=== Website and app data records ===

━━━

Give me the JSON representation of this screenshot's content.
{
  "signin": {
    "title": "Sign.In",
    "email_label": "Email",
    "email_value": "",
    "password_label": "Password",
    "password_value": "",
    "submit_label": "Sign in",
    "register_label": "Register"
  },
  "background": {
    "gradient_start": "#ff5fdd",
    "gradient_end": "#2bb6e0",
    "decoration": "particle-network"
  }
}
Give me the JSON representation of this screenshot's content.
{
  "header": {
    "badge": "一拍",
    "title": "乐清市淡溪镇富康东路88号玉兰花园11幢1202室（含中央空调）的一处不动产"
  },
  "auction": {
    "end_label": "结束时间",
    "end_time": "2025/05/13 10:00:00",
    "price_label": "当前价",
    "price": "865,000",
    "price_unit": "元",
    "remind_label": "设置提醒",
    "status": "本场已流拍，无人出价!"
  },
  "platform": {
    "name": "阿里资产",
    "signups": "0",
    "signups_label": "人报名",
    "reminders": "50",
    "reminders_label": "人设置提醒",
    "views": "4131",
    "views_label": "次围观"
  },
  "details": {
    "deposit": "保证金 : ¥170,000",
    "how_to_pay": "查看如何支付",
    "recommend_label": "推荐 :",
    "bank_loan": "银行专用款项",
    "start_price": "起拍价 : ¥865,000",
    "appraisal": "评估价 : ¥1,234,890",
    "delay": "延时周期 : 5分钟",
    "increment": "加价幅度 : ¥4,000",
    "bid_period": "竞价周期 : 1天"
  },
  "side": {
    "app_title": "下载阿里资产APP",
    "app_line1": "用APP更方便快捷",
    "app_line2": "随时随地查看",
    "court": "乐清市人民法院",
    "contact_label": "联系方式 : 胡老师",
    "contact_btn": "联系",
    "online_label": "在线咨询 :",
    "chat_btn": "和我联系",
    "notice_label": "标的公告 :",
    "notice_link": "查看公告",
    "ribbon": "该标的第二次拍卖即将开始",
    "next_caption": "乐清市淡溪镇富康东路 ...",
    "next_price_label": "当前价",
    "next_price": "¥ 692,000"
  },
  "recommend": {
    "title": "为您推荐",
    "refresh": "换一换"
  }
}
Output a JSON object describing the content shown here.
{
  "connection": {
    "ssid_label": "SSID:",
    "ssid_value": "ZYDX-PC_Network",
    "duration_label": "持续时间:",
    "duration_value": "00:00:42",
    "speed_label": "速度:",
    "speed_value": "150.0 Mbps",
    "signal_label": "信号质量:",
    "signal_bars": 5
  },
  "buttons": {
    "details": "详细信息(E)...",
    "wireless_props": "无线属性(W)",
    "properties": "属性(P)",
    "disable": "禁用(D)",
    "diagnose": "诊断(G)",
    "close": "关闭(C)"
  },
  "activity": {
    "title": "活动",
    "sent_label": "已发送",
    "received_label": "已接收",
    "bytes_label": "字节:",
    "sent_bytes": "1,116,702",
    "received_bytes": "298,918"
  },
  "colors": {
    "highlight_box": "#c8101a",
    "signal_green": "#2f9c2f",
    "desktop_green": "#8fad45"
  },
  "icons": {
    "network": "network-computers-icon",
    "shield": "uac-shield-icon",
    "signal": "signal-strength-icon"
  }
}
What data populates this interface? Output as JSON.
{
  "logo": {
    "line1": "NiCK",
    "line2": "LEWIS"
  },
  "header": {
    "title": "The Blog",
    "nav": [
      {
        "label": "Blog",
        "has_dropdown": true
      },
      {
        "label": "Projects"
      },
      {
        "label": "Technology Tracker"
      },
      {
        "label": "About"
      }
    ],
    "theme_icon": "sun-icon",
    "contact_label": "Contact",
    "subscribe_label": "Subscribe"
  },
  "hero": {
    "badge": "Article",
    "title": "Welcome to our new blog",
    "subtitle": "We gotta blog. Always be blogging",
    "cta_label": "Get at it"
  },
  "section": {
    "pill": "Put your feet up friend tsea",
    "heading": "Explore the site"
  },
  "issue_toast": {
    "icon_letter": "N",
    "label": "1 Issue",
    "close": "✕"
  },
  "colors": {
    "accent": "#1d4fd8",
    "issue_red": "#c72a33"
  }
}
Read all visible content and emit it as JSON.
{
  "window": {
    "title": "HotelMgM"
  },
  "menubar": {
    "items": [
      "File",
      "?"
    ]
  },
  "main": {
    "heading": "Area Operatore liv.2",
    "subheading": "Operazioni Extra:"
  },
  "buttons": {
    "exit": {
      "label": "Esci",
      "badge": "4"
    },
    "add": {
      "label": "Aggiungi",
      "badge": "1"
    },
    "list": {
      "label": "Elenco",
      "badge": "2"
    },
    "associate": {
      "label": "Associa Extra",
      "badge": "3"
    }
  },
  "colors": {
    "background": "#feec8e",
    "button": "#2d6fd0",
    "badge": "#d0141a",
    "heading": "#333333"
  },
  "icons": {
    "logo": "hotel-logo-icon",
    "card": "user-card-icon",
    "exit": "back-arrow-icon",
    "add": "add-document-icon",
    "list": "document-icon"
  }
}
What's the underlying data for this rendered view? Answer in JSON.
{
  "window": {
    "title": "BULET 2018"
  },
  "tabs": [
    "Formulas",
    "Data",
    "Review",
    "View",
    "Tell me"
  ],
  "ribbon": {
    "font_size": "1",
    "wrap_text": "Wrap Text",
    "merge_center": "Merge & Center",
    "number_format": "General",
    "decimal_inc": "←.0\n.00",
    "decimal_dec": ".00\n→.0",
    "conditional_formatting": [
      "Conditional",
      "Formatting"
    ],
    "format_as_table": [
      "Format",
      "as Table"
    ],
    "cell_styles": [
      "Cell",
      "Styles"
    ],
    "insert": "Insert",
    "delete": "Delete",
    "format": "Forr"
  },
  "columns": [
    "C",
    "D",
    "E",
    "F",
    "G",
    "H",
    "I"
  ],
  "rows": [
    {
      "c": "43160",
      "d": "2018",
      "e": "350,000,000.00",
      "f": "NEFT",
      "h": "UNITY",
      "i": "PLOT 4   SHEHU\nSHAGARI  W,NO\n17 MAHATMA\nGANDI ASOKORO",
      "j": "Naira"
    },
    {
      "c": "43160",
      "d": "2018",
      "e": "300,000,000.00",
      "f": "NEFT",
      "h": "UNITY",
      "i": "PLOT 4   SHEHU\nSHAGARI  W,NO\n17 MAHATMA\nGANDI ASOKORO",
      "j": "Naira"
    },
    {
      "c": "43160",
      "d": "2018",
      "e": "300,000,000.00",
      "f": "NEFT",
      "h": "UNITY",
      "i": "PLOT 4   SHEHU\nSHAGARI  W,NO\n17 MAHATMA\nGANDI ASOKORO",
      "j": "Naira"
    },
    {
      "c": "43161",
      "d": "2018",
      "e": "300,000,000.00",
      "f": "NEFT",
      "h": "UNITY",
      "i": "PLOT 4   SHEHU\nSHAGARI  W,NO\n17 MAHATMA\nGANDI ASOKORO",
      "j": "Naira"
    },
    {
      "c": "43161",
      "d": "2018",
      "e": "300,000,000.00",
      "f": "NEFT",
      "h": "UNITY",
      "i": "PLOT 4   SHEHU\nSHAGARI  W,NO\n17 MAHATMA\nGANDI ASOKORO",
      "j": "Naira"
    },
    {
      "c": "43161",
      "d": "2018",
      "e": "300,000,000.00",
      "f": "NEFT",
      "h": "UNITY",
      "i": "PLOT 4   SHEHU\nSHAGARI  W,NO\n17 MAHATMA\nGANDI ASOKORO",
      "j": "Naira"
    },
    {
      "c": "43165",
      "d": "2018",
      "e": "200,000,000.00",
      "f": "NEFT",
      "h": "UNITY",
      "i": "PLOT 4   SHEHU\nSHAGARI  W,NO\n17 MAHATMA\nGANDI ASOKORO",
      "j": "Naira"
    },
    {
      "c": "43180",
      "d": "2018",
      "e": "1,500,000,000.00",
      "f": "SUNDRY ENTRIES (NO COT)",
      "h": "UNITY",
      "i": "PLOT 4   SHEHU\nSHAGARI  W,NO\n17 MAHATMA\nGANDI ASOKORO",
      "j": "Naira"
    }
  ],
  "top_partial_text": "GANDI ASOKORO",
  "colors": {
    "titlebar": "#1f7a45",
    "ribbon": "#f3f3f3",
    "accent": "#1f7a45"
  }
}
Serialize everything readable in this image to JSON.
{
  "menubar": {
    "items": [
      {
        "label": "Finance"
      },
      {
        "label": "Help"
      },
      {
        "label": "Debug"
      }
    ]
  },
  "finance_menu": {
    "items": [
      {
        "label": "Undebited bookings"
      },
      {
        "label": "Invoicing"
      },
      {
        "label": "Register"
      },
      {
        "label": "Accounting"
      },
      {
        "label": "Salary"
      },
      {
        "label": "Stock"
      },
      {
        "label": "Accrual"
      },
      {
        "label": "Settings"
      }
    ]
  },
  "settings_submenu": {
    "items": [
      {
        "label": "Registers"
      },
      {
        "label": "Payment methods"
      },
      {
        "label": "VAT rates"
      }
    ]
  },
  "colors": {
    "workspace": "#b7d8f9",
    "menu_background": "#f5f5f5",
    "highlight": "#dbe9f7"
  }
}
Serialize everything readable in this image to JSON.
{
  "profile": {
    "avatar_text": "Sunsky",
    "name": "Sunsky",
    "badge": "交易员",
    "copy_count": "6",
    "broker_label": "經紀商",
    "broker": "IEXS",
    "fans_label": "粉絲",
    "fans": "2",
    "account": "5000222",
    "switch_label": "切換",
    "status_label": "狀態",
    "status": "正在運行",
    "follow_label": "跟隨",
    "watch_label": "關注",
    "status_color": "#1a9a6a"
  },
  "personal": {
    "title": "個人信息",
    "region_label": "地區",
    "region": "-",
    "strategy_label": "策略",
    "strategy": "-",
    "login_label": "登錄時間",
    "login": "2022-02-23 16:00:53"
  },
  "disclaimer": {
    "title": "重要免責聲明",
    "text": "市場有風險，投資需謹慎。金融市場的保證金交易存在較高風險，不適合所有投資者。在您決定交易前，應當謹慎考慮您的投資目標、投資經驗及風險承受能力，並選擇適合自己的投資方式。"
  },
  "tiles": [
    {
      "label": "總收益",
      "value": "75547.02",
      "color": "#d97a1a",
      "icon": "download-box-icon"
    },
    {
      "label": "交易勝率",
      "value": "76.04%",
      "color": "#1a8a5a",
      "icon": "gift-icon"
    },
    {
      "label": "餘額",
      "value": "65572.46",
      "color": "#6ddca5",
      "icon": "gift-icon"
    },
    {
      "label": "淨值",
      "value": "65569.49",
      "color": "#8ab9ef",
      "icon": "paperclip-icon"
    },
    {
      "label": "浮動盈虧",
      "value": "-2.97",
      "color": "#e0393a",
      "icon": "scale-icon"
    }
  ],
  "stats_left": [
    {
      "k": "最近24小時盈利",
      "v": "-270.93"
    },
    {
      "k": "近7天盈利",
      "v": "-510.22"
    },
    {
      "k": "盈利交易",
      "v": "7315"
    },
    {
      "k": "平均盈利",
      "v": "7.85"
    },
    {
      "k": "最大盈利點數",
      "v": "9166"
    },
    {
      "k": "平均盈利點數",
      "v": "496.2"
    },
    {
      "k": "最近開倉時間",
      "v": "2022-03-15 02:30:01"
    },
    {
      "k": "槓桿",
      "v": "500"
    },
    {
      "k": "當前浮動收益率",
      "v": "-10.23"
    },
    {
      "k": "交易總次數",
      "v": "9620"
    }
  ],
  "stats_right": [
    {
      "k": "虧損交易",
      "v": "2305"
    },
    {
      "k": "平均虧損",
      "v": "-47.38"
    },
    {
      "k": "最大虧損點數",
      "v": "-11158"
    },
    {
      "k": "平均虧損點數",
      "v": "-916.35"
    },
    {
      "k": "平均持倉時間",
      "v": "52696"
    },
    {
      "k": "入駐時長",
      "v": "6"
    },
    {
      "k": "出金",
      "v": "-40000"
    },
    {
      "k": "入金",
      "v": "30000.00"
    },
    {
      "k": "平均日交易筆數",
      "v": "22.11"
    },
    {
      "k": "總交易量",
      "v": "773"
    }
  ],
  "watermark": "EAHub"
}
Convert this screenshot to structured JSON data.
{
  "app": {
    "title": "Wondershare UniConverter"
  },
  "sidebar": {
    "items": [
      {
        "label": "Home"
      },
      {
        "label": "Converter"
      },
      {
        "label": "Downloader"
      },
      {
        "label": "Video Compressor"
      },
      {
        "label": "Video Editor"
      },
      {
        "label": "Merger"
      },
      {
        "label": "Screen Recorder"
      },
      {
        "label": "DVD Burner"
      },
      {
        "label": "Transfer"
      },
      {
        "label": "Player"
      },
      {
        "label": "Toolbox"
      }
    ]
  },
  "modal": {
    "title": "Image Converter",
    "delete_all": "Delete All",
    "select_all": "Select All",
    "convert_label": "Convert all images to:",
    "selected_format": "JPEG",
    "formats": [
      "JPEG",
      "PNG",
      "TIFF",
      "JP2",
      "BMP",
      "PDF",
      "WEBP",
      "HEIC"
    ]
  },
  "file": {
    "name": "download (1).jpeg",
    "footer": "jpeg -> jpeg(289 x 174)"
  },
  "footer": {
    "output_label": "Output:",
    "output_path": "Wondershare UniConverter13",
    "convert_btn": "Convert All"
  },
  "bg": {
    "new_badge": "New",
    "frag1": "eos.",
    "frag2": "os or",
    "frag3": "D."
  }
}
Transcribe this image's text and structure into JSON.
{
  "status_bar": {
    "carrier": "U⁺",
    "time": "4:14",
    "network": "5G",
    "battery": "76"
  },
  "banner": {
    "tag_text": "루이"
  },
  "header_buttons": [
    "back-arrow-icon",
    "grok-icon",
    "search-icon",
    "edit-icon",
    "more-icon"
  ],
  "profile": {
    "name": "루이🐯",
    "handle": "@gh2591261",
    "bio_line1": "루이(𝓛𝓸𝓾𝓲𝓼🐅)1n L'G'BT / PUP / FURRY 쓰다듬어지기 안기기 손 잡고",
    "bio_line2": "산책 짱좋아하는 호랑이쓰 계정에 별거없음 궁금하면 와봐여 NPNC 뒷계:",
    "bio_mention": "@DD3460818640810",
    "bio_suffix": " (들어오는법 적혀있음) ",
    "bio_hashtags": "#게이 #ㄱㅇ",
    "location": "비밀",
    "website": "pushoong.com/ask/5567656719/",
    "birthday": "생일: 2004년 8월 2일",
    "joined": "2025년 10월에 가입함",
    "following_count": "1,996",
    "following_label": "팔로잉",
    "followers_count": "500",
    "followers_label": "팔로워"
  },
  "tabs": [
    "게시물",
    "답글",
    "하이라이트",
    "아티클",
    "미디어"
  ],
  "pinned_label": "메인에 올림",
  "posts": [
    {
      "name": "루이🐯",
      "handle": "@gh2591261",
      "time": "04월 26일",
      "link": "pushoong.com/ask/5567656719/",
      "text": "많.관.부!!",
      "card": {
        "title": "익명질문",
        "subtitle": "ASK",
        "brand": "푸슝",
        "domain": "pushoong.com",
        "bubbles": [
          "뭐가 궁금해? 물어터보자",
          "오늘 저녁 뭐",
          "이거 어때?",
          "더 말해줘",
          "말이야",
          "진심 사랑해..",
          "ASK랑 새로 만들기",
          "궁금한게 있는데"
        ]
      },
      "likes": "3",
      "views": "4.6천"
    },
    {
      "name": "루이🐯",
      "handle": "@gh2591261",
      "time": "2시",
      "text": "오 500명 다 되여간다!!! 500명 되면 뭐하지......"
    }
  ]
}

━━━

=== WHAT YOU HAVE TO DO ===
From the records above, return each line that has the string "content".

=== ANSWER TO THIS PROBLEM ===
Give me the JSON representation of this screenshot's content.
Give me the JSON representation of this screenshot's content.
Output a JSON object describing the content shown here.
Read all visible content and emit it as JSON.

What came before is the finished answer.